    6
  • Lewis57
    A great article. I'm impressed with the I5 in all these charts. It would of been nice to use something a bit beefier than the i7-920 to see if that itself is causing a bottle neck.
    0
  • gti88
    Wolfdale will still be a decent CPU until 2012, I guess.
    0
  • bikermicefrmars
    Where's i3, please include it in tests with same clock speed as E8400 and show its performance!
    0
  • kartu
    5770 wasn't even considered? :(
    8
  • Anonymous

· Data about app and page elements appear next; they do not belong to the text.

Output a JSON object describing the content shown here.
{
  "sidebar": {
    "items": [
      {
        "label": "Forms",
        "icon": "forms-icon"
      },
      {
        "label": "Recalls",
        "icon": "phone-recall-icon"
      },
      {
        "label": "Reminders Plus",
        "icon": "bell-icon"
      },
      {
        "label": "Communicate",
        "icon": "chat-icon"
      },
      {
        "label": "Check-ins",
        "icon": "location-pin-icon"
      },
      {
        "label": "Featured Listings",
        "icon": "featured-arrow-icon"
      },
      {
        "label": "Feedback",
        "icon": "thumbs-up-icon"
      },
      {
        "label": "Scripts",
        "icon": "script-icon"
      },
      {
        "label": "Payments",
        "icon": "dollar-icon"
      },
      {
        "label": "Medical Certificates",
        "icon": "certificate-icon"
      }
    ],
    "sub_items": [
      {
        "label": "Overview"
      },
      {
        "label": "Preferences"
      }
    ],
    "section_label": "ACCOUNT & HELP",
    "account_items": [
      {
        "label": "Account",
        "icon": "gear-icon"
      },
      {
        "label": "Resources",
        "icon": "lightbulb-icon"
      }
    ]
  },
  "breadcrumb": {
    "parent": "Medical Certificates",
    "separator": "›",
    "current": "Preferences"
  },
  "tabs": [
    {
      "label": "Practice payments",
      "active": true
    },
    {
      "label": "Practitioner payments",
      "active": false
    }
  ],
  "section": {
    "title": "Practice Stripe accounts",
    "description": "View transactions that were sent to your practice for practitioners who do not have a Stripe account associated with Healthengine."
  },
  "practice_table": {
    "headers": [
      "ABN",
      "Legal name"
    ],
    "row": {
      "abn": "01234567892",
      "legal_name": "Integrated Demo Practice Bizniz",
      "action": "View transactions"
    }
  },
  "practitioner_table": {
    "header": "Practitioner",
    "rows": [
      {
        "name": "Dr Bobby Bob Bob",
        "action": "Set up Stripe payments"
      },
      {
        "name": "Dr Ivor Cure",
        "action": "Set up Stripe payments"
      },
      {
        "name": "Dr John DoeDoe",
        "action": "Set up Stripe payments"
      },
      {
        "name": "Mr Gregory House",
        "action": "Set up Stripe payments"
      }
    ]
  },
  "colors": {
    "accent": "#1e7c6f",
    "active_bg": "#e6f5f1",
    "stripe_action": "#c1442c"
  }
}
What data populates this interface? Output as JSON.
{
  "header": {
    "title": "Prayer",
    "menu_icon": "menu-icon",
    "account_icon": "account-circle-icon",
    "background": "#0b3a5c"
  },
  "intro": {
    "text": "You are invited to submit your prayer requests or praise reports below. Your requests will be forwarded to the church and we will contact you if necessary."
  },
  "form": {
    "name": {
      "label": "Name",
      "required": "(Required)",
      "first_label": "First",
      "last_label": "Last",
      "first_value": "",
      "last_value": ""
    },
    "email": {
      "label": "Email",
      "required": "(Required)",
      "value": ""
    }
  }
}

    I am very suprised that the quad core processors seem to give better results with the 5870. I wonder why that is. I still have my Q6600 OC'ed to 3.2...I was thinking that I should upgrade to teh i5 750...but after seeing this article...I am struggling to find a reason.....well unless I have a lot of money for a dual GPU card.....NOT.....;(
    0
  • Anonymous
    Its total nonsense, buying pc for gaming today. I have Xbox360 and PS3 + Nintendo DS and also QuadCore based gaming PC. I dont play on PC anymore, im only using it for browsing, listening music and communicating with others. Netbook should be totally sufficient for such task, i will never buy PC for gaming in future. GO and buy gaming console, if you have good TV, and you will be sitting around 2 - 2,5 meters from screen, graphics is pretty good - totally sufficient.
    -18
  • builderbobftw
    Quote:
    Its total nonsense, buying pc for gaming today. I have Xbox360 and PS3 + Nintendo DS and also QuadCore based gaming PC. I dont play on PC anymore, im only using it for browsing, listening music and communicating with others. Netbook should be totally sufficient for such task, i will never buy PC for gaming in future. GO and buy gaming console, if you have good TV, and you will be sitting around 2 - 2,5 meters from screen, graphics is pretty good - totally sufficient.


    if the diffrence bewteen console and PC isn't night and day, you must be using a 5450.
    14
  • JohnnyLucky
    Looking forward to reading the next article in the series.
    1
  • shin0bi272
    so you guys claim we should be looking to buy a 285 (dx10 card) and a core2 duo 8400 (socket 775)? Exactly what are you smoking? yeah here go buy this 1982 ford mustang... its a mustang for crying out loud... its just the WORST mustang ever made. And its old technology so you could do a lot better by buying a newer one that will last longer and have better technology.
    -5